André Bonnal, FIG syndicate at Crédit Agricole CIB, said the green nature of the transaction helped DKB achieve the negative yielding landmark with a degree of comfort, but that conventional transactions could also be printed at a negative yield in today’s market.

“The result highlights that most investors are spread-focused, and the overall lack of supply in the FIG market likely pushes them to some degree to be forced buyers in the current market environment,” he said. “At the end of the day, it paves the way for more issuers to achieve the same milestone, as the taboo is now broken.”

Bonnal nevertheless noted that negative yields remain a big hurdle for many investors, as demonstrated by the €400m drop in the order book, with parts of this directly attributable to the negative yield.

Eighty investors participated in the transaction, with fund managers allocated 42%, banks treasuries 39%, central banks and official institutions 15%, insurance companies 2%, and others 2%. Domestic German accounts took 53%, the Benelux 19%, southern Europe 8%, the Nordics 6%, Asia 4%, France 4%, the UK and Ireland 3%, Austria and Switzerland 2%, and others 1%.

The foreign distribution of 47% and allocation to green accounts of 57% are the highest achieved on each measure by DKB on a benchmark transaction.

“The strong participation of domestic but also foreign investors and green accounts shows a very high appreciation of the efforts we have made in the last years and in recent months,” said Stawowy. “We are thrilled about that and it motivates us to maintain these goals and standards into the future.”

DKB could launch a second benchmark transaction this year, but Jurkschat said this is subject to the development of deposits and TLTRO opportunities.
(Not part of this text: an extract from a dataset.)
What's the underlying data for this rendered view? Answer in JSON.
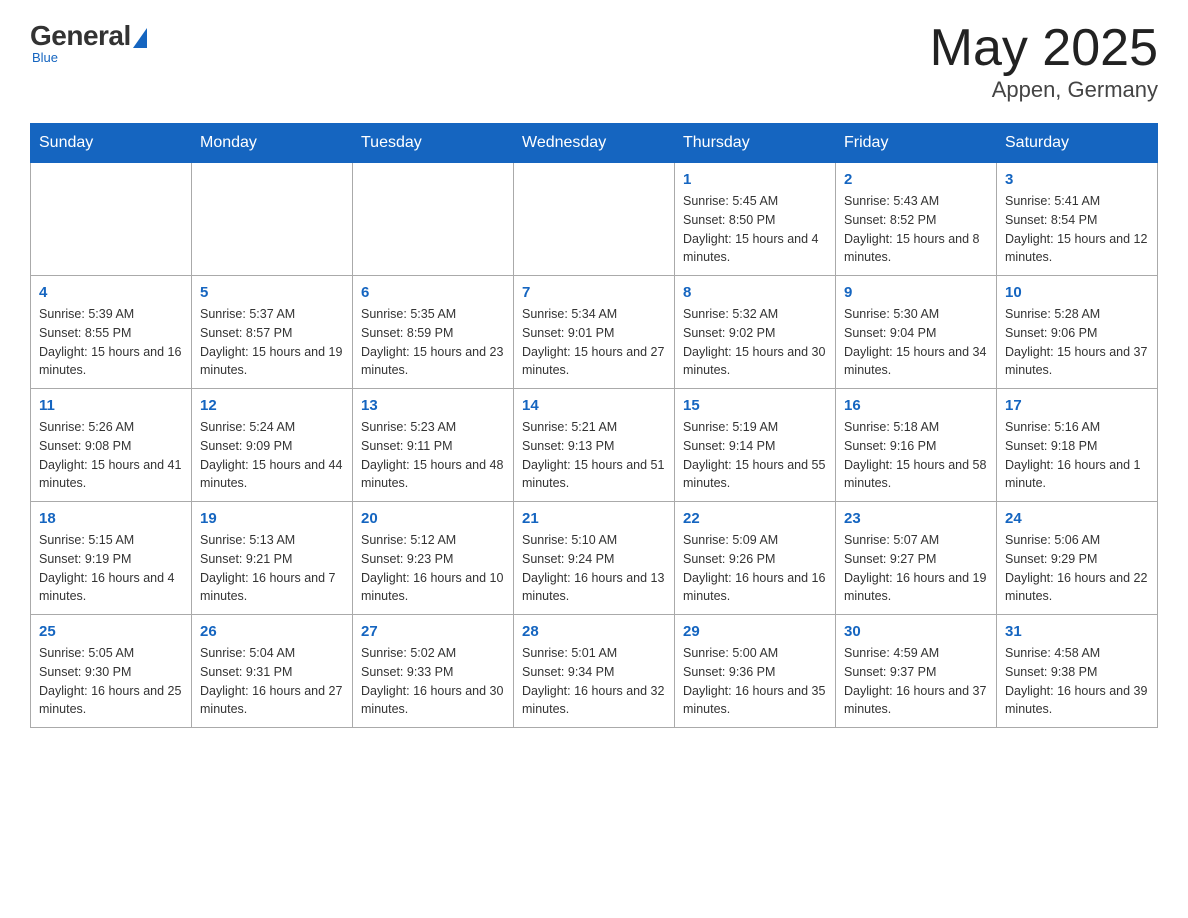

Last year DKB cancelled plans to issue a benchmark after the onset of the Covid-19 pandemic and expanded availability of central bank funding options, but Jurkschat said the issuer was keen to approach the capital market now to maintain “a real funding mix”.

Despite not issuing a benchmark in 2020, the issuer maintained its dialogue with investors and Stawowy said this proved particularly valuable in the latest transaction.

“After publishing our green bond framework, we had the opportunity to hear their opinion on these efforts and how important they are to investors,” she said. “And when we were planning on coming to market with a tenor that could go below a zero yield, it was even more important to hear their views.

“Besides the one-on-one work we are doing, we have added formats such as videos on LinkedIn, and overall this has proven to be a successful marketing strategy that we will continue to pursue.”

The new issue is the bank’s first in senior preferred format, with previous senior unsecured deals having been launched before the introduction of the format in 2018.

Images of Jurkschat and Stawowy are taken from DKB’s social media videos.